═══ Entries shown

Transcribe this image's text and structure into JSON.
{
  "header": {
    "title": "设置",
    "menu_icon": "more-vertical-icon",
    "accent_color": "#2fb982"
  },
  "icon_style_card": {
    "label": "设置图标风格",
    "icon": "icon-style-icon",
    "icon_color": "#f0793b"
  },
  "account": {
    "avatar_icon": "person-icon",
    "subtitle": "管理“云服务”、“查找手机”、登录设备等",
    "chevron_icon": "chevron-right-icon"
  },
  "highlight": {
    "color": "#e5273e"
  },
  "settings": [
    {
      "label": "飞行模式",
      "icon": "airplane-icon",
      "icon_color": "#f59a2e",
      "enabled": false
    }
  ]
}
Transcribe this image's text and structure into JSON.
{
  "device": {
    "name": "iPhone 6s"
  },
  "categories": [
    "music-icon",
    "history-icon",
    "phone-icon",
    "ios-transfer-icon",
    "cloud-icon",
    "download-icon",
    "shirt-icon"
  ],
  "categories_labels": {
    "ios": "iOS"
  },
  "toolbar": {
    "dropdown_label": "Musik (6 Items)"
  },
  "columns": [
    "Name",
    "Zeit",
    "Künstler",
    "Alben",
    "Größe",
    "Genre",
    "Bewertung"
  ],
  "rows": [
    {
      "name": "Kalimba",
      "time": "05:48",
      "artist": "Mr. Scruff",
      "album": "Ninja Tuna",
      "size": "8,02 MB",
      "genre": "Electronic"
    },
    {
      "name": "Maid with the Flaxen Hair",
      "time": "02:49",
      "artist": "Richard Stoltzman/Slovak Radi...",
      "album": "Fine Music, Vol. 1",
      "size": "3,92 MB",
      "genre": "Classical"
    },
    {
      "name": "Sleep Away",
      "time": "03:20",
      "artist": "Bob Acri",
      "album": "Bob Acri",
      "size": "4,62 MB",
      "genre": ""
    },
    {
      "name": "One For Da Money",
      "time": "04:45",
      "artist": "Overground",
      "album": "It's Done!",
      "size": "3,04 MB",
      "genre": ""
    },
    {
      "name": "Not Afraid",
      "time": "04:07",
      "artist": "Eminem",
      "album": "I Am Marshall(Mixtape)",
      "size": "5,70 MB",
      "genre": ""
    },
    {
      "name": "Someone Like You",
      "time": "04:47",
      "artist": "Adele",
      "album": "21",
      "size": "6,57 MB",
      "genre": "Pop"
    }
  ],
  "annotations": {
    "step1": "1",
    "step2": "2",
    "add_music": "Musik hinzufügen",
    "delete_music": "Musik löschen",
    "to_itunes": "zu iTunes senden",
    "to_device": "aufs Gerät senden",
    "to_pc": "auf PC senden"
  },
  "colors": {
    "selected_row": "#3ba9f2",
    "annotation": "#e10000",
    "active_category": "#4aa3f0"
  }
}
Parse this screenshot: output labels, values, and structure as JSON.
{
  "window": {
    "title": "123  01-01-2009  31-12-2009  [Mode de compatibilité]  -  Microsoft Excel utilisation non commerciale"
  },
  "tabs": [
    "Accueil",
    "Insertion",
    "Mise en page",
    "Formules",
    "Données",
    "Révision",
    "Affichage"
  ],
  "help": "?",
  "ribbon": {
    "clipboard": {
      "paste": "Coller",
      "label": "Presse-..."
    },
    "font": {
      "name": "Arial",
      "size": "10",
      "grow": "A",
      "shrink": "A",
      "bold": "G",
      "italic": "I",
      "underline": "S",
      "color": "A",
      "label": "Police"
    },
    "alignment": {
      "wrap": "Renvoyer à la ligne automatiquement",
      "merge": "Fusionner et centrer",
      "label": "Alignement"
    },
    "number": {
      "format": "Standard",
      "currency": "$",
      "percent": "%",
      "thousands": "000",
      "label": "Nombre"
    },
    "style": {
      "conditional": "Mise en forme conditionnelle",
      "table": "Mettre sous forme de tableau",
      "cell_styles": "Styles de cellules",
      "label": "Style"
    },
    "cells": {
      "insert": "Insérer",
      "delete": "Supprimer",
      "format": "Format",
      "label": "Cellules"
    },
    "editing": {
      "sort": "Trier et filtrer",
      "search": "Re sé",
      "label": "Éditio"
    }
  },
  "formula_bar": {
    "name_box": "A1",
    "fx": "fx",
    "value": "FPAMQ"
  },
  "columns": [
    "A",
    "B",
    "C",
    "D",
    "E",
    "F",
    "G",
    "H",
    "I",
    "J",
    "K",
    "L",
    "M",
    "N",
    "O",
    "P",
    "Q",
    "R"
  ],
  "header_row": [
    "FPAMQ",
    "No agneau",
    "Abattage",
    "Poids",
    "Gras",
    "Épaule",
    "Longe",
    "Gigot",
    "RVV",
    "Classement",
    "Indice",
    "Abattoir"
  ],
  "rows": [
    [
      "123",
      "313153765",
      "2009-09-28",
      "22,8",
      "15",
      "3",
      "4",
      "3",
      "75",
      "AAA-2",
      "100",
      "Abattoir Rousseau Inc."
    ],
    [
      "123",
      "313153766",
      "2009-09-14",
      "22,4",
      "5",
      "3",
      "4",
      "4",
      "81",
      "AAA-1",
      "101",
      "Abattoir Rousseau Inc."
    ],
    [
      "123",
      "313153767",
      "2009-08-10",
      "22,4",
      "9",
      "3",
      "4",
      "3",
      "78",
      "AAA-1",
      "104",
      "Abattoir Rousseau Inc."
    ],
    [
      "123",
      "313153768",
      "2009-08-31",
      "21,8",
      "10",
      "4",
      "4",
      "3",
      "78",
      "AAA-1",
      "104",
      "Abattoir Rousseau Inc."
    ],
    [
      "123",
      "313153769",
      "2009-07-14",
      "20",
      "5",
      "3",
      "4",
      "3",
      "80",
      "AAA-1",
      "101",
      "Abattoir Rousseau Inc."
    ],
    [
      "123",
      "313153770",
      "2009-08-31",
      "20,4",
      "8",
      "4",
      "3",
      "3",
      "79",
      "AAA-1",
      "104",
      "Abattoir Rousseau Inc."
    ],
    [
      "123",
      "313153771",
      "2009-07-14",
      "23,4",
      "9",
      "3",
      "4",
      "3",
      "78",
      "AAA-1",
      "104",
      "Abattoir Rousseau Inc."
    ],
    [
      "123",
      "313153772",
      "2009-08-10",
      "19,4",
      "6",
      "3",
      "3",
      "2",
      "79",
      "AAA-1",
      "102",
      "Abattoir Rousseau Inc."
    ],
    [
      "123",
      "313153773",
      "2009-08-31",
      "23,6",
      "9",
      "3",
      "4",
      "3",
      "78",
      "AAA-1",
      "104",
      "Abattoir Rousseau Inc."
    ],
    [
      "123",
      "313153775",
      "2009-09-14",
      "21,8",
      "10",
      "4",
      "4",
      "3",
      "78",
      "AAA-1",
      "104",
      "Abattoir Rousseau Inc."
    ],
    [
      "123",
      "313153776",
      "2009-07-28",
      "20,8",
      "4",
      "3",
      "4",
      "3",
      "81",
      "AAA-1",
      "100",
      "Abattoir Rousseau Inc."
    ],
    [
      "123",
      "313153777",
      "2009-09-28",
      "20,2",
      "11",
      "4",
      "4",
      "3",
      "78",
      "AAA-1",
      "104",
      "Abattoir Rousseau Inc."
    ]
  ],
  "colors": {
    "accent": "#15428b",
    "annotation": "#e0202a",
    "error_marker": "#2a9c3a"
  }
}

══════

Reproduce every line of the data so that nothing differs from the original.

Transcribe this image's text and structure into JSON.
{
  "header": {
    "title": "设置",
    "menu_icon": "more-vertical-icon",
    "accent_color": "#2fb982"
  },
  "icon_style_card": {
    "label": "设置图标风格",
    "icon": "icon-style-icon",
    "icon_color": "#f0793b"
  },
  "account": {
    "avatar_icon": "person-icon",
    "subtitle": "管理“云服务”、“查找手机”、登录设备等",
    "chevron_icon": "chevron-right-icon"
  },
  "highlight": {
    "color": "#e5273e"
  },
  "settings": [
    {
      "label": "飞行模式",
      "icon": "airplane-icon",
      "icon_color": "#f59a2e",
      "enabled": false
    }
  ]
}
Transcribe this image's text and structure into JSON.
{
  "device": {
    "name": "iPhone 6s"
  },
  "categories": [
    "music-icon",
    "history-icon",
    "phone-icon",
    "ios-transfer-icon",
    "cloud-icon",
    "download-icon",
    "shirt-icon"
  ],
  "categories_labels": {
    "ios": "iOS"
  },
  "toolbar": {
    "dropdown_label": "Musik (6 Items)"
  },
  "columns": [
    "Name",
    "Zeit",
    "Künstler",
    "Alben",
    "Größe",
    "Genre",
    "Bewertung"
  ],
  "rows": [
    {
      "name": "Kalimba",
      "time": "05:48",
      "artist": "Mr. Scruff",
      "album": "Ninja Tuna",
      "size": "8,02 MB",
      "genre": "Electronic"
    },
    {
      "name": "Maid with the Flaxen Hair",
      "time": "02:49",
      "artist": "Richard Stoltzman/Slovak Radi...",
      "album": "Fine Music, Vol. 1",
      "size": "3,92 MB",
      "genre": "Classical"
    },
    {
      "name": "Sleep Away",
      "time": "03:20",
      "artist": "Bob Acri",
      "album": "Bob Acri",
      "size": "4,62 MB",
      "genre": ""
    },
    {
      "name": "One For Da Money",
      "time": "04:45",
      "artist": "Overground",
      "album": "It's Done!",
      "size": "3,04 MB",
      "genre": ""
    },
    {
      "name": "Not Afraid",
      "time": "04:07",
      "artist": "Eminem",
      "album": "I Am Marshall(Mixtape)",
      "size": "5,70 MB",
      "genre": ""
    },
    {
      "name": "Someone Like You",
      "time": "04:47",
      "artist": "Adele",
      "album": "21",
      "size": "6,57 MB",
      "genre": "Pop"
    }
  ],
  "annotations": {
    "step1": "1",
    "step2": "2",
    "add_music": "Musik hinzufügen",
    "delete_music": "Musik löschen",
    "to_itunes": "zu iTunes senden",
    "to_device": "aufs Gerät senden",
    "to_pc": "auf PC senden"
  },
  "colors": {
    "selected_row": "#3ba9f2",
    "annotation": "#e10000",
    "active_category": "#4aa3f0"
  }
}
Parse this screenshot: output labels, values, and structure as JSON.
{
  "window": {
    "title": "123  01-01-2009  31-12-2009  [Mode de compatibilité]  -  Microsoft Excel utilisation non commerciale"
  },
  "tabs": [
    "Accueil",
    "Insertion",
    "Mise en page",
    "Formules",
    "Données",
    "Révision",
    "Affichage"
  ],
  "help": "?",
  "ribbon": {
    "clipboard": {
      "paste": "Coller",
      "label": "Presse-..."
    },
    "font": {
      "name": "Arial",
      "size": "10",
      "grow": "A",
      "shrink": "A",
      "bold": "G",
      "italic": "I",
      "underline": "S",
      "color": "A",
      "label": "Police"
    },
    "alignment": {
      "wrap": "Renvoyer à la ligne automatiquement",
      "merge": "Fusionner et centrer",
      "label": "Alignement"
    },
    "number": {
      "format": "Standard",
      "currency": "$",
      "percent": "%",
      "thousands": "000",
      "label": "Nombre"
    },
    "style": {
      "conditional": "Mise en forme conditionnelle",
      "table": "Mettre sous forme de tableau",
      "cell_styles": "Styles de cellules",
      "label": "Style"
    },
    "cells": {
      "insert": "Insérer",
      "delete": "Supprimer",
      "format": "Format",
      "label": "Cellules"
    },
    "editing": {
      "sort": "Trier et filtrer",
      "search": "Re sé",
      "label": "Éditio"
    }
  },
  "formula_bar": {
    "name_box": "A1",
    "fx": "fx",
    "value": "FPAMQ"
  },
  "columns": [
    "A",
    "B",
    "C",
    "D",
    "E",
    "F",
    "G",
    "H",
    "I",
    "J",
    "K",
    "L",
    "M",
    "N",
    "O",
    "P",
    "Q",
    "R"
  ],
  "header_row": [
    "FPAMQ",
    "No agneau",
    "Abattage",
    "Poids",
    "Gras",
    "Épaule",
    "Longe",
    "Gigot",
    "RVV",
    "Classement",
    "Indice",
    "Abattoir"
  ],
  "rows": [
    [
      "123",
      "313153765",
      "2009-09-28",
      "22,8",
      "15",
      "3",
      "4",
      "3",
      "75",
      "AAA-2",
      "100",
      "Abattoir Rousseau Inc."
    ],
    [
      "123",
      "313153766",
      "2009-09-14",
      "22,4",
      "5",
      "3",
      "4",
      "4",
      "81",
      "AAA-1",
      "101",
      "Abattoir Rousseau Inc."
    ],
    [
      "123",
      "313153767",
      "2009-08-10",
      "22,4",
      "9",
      "3",
      "4",
      "3",
      "78",
      "AAA-1",
      "104",
      "Abattoir Rousseau Inc."
    ],
    [
      "123",
      "313153768",
      "2009-08-31",
      "21,8",
      "10",
      "4",
      "4",
      "3",
      "78",
      "AAA-1",
      "104",
      "Abattoir Rousseau Inc."
    ],
    [
      "123",
      "313153769",
      "2009-07-14",
      "20",
      "5",
      "3",
      "4",
      "3",
      "80",
      "AAA-1",
      "101",
      "Abattoir Rousseau Inc."
    ],
    [
      "123",
      "313153770",
      "2009-08-31",
      "20,4",
      "8",
      "4",
      "3",
      "3",
      "79",
      "AAA-1",
      "104",
      "Abattoir Rousseau Inc."
    ],
    [
      "123",
      "313153771",
      "2009-07-14",
      "23,4",
      "9",
      "3",
      "4",
      "3",
      "78",
      "AAA-1",
      "104",
      "Abattoir Rousseau Inc."
    ],
    [
      "123",
      "313153772",
      "2009-08-10",
      "19,4",
      "6",
      "3",
      "3",
      "2",
      "79",
      "AAA-1",
      "102",
      "Abattoir Rousseau Inc."
    ],
    [
      "123",
      "313153773",
      "2009-08-31",
      "23,6",
      "9",
      "3",
      "4",
      "3",
      "78",
      "AAA-1",
      "104",
      "Abattoir Rousseau Inc."
    ],
    [
      "123",
      "313153775",
      "2009-09-14",
      "21,8",
      "10",
      "4",
      "4",
      "3",
      "78",
      "AAA-1",
      "104",
      "Abattoir Rousseau Inc."
    ],
    [
      "123",
      "313153776",
      "2009-07-28",
      "20,8",
      "4",
      "3",
      "4",
      "3",
      "81",
      "AAA-1",
      "100",
      "Abattoir Rousseau Inc."
    ],
    [
      "123",
      "313153777",
      "2009-09-28",
      "20,2",
      "11",
      "4",
      "4",
      "3",
      "78",
      "AAA-1",
      "104",
      "Abattoir Rousseau Inc."
    ]
  ],
  "colors": {
    "accent": "#15428b",
    "annotation": "#e0202a",
    "error_marker": "#2a9c3a"
  }
}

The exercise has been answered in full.